[Input for this task — start]

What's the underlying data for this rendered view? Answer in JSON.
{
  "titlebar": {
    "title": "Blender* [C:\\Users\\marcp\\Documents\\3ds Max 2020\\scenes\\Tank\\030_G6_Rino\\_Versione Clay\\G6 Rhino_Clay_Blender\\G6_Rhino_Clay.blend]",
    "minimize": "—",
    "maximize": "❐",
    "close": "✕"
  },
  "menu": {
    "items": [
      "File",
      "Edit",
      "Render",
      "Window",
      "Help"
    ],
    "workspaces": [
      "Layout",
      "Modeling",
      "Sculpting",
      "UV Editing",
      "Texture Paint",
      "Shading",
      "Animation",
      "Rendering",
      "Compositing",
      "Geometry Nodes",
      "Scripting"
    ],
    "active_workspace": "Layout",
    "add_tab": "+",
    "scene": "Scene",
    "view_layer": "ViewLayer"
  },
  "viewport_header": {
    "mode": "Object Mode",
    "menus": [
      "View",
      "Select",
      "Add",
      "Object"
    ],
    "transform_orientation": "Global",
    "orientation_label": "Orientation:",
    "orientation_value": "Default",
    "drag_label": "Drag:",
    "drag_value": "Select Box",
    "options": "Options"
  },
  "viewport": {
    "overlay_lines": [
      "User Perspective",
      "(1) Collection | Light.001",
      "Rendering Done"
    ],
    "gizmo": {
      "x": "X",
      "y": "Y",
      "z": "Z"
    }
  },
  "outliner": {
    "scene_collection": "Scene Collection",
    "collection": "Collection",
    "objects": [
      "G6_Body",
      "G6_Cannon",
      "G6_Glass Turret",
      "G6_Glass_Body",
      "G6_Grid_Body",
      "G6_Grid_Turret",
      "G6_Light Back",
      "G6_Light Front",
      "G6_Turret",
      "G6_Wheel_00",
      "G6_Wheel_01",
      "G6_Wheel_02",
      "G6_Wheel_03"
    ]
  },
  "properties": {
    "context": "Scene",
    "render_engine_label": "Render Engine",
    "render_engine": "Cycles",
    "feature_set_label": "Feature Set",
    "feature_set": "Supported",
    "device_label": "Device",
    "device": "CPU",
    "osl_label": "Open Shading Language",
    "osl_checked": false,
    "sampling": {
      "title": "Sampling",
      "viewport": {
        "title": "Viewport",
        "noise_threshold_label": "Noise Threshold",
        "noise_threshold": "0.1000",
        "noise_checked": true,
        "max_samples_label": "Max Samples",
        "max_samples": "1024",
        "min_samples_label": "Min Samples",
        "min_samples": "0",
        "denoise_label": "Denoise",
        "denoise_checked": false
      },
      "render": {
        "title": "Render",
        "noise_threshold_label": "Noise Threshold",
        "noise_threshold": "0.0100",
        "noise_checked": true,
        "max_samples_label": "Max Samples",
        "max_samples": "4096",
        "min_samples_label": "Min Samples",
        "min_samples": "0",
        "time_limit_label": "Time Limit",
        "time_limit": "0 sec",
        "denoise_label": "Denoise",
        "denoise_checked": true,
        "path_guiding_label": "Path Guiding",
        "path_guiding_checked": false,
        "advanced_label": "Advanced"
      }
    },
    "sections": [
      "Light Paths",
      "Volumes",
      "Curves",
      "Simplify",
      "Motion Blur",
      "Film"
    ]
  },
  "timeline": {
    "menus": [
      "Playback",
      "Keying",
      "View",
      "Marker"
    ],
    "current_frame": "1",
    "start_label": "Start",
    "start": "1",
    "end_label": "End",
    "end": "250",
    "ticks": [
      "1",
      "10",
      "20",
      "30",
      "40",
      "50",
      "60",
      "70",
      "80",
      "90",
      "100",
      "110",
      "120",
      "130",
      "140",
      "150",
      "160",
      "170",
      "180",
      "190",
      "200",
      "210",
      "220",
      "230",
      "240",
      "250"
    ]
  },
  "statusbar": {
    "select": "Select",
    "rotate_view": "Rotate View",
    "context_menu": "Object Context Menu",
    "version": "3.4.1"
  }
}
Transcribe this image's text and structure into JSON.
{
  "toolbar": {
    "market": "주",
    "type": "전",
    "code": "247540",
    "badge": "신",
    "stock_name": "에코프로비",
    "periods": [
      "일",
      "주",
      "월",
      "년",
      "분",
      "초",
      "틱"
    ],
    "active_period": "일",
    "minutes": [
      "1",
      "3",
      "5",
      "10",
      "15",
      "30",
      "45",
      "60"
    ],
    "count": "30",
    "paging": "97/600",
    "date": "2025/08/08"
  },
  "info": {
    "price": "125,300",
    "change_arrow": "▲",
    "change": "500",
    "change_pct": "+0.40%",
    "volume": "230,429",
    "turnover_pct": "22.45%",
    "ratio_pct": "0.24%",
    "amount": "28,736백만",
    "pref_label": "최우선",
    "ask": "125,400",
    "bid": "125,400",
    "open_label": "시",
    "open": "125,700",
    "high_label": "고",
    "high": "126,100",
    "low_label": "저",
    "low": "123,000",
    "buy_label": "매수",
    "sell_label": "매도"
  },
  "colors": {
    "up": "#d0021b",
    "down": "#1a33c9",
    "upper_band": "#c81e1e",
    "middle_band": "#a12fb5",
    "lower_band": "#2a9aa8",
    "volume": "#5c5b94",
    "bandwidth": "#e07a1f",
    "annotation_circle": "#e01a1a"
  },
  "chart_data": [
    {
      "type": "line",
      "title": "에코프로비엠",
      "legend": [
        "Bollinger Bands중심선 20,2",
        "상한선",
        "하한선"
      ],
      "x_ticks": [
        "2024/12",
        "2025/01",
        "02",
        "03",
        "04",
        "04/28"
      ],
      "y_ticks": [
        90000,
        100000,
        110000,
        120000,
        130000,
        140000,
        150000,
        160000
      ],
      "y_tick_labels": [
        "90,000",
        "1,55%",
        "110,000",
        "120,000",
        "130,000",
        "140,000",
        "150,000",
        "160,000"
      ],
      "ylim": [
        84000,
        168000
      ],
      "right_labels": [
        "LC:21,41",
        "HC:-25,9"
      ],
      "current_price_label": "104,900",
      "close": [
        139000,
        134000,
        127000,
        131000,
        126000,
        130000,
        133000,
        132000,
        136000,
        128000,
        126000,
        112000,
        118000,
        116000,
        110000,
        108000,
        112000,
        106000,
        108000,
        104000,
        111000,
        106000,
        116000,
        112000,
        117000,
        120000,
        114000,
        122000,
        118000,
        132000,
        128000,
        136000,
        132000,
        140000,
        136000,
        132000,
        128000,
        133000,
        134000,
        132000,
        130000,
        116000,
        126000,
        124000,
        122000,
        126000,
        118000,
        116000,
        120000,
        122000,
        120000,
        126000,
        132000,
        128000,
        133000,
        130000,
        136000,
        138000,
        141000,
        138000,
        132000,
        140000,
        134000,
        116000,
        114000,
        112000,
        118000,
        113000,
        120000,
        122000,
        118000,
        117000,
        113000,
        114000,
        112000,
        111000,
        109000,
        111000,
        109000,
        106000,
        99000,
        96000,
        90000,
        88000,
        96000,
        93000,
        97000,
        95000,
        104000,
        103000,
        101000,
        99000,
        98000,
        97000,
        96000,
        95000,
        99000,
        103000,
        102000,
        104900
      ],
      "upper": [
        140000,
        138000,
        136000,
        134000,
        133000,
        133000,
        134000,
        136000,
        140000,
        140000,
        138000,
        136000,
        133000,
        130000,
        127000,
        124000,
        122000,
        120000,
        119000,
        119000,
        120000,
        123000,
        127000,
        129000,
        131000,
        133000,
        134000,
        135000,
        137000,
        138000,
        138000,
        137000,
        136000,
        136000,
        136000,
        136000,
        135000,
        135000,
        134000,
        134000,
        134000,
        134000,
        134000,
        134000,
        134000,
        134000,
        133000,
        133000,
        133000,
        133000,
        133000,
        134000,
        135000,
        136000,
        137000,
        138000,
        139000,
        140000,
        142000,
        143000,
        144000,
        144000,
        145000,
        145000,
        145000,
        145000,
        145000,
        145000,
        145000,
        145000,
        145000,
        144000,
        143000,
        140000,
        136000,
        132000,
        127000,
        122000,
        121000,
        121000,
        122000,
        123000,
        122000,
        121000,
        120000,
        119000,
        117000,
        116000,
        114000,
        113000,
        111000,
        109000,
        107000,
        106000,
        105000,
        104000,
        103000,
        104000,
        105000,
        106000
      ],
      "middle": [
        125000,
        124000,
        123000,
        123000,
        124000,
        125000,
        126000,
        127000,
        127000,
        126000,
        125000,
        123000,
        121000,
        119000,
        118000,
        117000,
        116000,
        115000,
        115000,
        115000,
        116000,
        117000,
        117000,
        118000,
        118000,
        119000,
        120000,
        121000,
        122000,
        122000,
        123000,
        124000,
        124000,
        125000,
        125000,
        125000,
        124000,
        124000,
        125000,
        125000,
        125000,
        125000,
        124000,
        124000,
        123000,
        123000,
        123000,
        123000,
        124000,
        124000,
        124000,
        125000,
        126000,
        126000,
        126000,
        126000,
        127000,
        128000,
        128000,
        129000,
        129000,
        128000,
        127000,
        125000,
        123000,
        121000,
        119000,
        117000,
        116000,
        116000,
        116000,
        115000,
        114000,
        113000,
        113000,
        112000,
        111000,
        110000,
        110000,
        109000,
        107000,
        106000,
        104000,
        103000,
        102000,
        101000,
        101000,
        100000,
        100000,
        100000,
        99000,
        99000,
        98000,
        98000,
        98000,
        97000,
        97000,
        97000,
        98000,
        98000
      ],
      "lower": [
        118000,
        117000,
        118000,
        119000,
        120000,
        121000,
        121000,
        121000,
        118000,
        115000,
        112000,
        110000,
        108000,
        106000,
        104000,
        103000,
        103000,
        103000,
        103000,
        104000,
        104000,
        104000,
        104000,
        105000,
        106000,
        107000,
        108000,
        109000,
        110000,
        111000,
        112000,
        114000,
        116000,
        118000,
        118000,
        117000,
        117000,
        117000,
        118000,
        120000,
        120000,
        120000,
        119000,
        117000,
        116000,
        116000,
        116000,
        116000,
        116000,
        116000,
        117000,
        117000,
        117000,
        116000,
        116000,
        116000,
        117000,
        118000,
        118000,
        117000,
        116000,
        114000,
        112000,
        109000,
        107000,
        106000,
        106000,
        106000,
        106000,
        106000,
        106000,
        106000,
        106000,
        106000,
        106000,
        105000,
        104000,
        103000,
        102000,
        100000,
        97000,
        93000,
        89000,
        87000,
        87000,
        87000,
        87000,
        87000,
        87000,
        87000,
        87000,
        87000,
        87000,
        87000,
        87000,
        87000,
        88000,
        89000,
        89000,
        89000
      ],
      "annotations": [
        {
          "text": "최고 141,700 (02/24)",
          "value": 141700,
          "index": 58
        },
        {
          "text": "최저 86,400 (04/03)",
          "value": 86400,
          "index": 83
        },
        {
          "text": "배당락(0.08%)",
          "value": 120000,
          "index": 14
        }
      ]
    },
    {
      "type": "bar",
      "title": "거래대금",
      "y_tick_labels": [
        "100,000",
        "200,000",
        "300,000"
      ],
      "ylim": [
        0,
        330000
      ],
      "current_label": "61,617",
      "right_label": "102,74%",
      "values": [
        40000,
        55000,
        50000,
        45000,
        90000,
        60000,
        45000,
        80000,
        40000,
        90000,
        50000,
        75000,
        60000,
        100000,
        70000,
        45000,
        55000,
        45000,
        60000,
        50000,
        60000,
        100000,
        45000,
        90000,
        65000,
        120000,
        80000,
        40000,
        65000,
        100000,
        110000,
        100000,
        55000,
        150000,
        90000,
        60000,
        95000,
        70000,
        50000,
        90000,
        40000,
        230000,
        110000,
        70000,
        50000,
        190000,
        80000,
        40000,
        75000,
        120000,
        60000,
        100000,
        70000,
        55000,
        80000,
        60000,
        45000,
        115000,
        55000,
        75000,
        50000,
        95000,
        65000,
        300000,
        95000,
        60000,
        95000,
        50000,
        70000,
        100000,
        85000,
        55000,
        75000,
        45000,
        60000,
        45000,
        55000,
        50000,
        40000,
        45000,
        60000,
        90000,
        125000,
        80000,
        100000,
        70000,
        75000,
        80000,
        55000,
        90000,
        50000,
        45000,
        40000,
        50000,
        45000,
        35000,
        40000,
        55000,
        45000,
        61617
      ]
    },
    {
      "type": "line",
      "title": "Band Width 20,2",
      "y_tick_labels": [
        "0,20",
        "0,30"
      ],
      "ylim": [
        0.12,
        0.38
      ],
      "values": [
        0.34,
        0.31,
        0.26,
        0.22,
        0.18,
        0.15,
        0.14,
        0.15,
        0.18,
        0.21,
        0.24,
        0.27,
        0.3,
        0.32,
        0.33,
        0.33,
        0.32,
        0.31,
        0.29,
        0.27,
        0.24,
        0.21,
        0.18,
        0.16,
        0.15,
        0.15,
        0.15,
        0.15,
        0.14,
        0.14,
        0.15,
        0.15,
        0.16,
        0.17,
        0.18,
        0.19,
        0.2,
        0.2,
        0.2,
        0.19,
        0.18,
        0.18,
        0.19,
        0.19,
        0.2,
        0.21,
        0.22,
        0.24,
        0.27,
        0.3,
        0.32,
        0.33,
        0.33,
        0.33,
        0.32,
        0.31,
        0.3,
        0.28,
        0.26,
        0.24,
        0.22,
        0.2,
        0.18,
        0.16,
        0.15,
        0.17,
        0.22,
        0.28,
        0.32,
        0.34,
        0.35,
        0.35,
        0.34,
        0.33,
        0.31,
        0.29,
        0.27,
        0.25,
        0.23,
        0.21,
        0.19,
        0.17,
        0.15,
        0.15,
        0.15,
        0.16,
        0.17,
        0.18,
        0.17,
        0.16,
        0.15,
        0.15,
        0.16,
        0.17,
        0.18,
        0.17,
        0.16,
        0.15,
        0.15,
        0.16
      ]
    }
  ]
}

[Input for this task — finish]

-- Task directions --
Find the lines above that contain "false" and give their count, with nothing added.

-- Response below --
3